--- Work task ---
Each line of the records below needs repeating exactly. Skip the pictures.

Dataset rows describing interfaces
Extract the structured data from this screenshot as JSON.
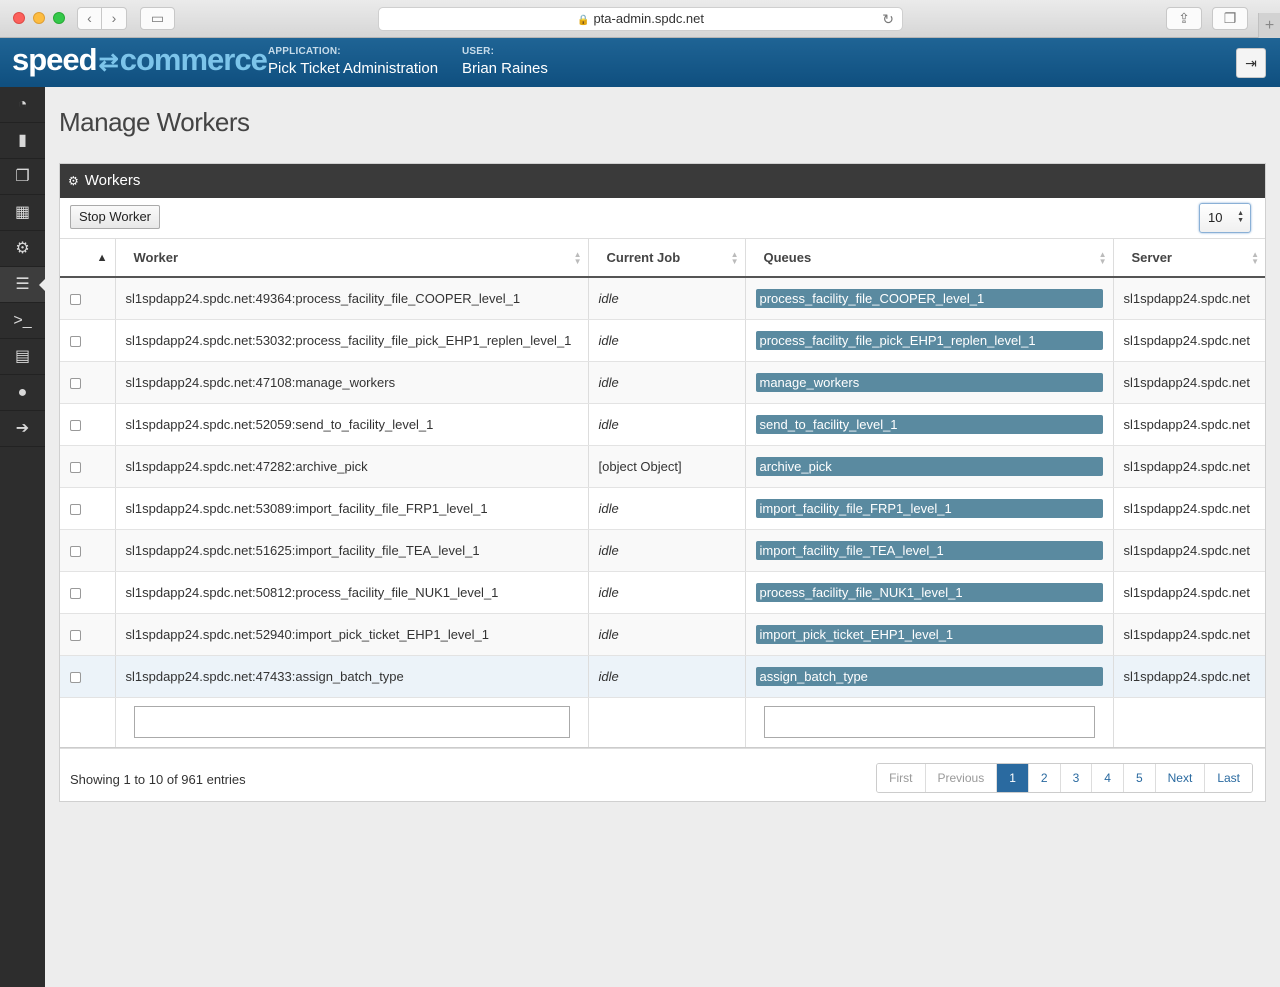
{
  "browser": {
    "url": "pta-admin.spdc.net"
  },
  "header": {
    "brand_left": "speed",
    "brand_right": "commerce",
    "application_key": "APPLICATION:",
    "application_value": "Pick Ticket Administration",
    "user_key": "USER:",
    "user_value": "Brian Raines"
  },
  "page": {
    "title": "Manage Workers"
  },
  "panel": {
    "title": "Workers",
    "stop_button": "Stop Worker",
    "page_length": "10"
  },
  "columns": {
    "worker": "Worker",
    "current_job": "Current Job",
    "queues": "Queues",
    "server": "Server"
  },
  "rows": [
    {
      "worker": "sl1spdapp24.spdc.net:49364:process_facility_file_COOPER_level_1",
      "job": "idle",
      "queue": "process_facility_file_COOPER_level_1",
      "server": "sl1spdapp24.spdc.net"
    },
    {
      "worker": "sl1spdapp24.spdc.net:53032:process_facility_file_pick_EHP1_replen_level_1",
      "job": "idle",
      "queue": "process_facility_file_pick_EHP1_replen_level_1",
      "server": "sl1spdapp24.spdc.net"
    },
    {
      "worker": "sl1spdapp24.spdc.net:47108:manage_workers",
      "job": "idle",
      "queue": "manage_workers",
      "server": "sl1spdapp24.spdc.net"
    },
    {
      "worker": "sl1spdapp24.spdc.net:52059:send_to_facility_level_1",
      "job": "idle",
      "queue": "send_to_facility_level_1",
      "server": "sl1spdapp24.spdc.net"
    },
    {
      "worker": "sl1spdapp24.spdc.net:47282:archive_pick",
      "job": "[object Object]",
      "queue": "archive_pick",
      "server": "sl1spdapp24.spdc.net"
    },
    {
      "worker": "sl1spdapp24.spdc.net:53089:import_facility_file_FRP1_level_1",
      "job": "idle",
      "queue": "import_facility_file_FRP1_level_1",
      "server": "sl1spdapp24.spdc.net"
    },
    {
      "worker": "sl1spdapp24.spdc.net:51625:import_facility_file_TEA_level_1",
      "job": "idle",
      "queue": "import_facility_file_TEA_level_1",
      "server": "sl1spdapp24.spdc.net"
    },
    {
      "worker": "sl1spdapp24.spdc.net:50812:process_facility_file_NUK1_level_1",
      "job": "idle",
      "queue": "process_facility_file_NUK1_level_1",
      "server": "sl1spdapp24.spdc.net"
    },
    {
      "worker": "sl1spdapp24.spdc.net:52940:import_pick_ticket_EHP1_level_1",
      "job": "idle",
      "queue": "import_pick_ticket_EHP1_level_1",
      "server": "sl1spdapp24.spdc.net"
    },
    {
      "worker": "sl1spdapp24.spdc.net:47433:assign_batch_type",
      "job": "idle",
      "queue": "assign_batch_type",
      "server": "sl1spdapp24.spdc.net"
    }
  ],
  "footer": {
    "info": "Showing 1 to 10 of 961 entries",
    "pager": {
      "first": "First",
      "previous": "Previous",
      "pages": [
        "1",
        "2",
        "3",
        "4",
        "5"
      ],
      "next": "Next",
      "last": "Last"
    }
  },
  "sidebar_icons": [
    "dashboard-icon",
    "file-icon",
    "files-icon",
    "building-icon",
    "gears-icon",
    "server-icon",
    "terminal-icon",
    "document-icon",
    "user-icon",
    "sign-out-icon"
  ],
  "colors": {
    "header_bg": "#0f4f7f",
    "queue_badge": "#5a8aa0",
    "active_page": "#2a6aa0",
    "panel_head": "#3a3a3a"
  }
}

--- Worked solution ---
Extract the structured data from this screenshot as JSON.
{
  "browser": {
    "url": "pta-admin.spdc.net"
  },
  "header": {
    "brand_left": "speed",
    "brand_right": "commerce",
    "application_key": "APPLICATION:",
    "application_value": "Pick Ticket Administration",
    "user_key": "USER:",
    "user_value": "Brian Raines"
  },
  "page": {
    "title": "Manage Workers"
  },
  "panel": {
    "title": "Workers",
    "stop_button": "Stop Worker",
    "page_length": "10"
  },
  "columns": {
    "worker": "Worker",
    "current_job": "Current Job",
    "queues": "Queues",
    "server": "Server"
  },
  "rows": [
    {
      "worker": "sl1spdapp24.spdc.net:49364:process_facility_file_COOPER_level_1",
      "job": "idle",
      "queue": "process_facility_file_COOPER_level_1",
      "server": "sl1spdapp24.spdc.net"
    },
    {
      "worker": "sl1spdapp24.spdc.net:53032:process_facility_file_pick_EHP1_replen_level_1",
      "job": "idle",
      "queue": "process_facility_file_pick_EHP1_replen_level_1",
      "server": "sl1spdapp24.spdc.net"
    },
    {
      "worker": "sl1spdapp24.spdc.net:47108:manage_workers",
      "job": "idle",
      "queue": "manage_workers",
      "server": "sl1spdapp24.spdc.net"
    },
    {
      "worker": "sl1spdapp24.spdc.net:52059:send_to_facility_level_1",
      "job": "idle",
      "queue": "send_to_facility_level_1",
      "server": "sl1spdapp24.spdc.net"
    },
    {
      "worker": "sl1spdapp24.spdc.net:47282:archive_pick",
      "job": "[object Object]",
      "queue": "archive_pick",
      "server": "sl1spdapp24.spdc.net"
    },
    {
      "worker": "sl1spdapp24.spdc.net:53089:import_facility_file_FRP1_level_1",
      "job": "idle",
      "queue": "import_facility_file_FRP1_level_1",
      "server": "sl1spdapp24.spdc.net"
    },
    {
      "worker": "sl1spdapp24.spdc.net:51625:import_facility_file_TEA_level_1",
      "job": "idle",
      "queue": "import_facility_file_TEA_level_1",
      "server": "sl1spdapp24.spdc.net"
    },
    {
      "worker": "sl1spdapp24.spdc.net:50812:process_facility_file_NUK1_level_1",
      "job": "idle",
      "queue": "process_facility_file_NUK1_level_1",
      "server": "sl1spdapp24.spdc.net"
    },
    {
      "worker": "sl1spdapp24.spdc.net:52940:import_pick_ticket_EHP1_level_1",
      "job": "idle",
      "queue": "import_pick_ticket_EHP1_level_1",
      "server": "sl1spdapp24.spdc.net"
    },
    {
      "worker": "sl1spdapp24.spdc.net:47433:assign_batch_type",
      "job": "idle",
      "queue": "assign_batch_type",
      "server": "sl1spdapp24.spdc.net"
    }
  ],
  "footer": {
    "info": "Showing 1 to 10 of 961 entries",
    "pager": {
      "first": "First",
      "previous": "Previous",
      "pages": [
        "1",
        "2",
        "3",
        "4",
        "5"
      ],
      "next": "Next",
      "last": "Last"
    }
  },
  "sidebar_icons": [
    "dashboard-icon",
    "file-icon",
    "files-icon",
    "building-icon",
    "gears-icon",
    "server-icon",
    "terminal-icon",
    "document-icon",
    "user-icon",
    "sign-out-icon"
  ],
  "colors": {
    "header_bg": "#0f4f7f",
    "queue_badge": "#5a8aa0",
    "active_page": "#2a6aa0",
    "panel_head": "#3a3a3a"
  }
}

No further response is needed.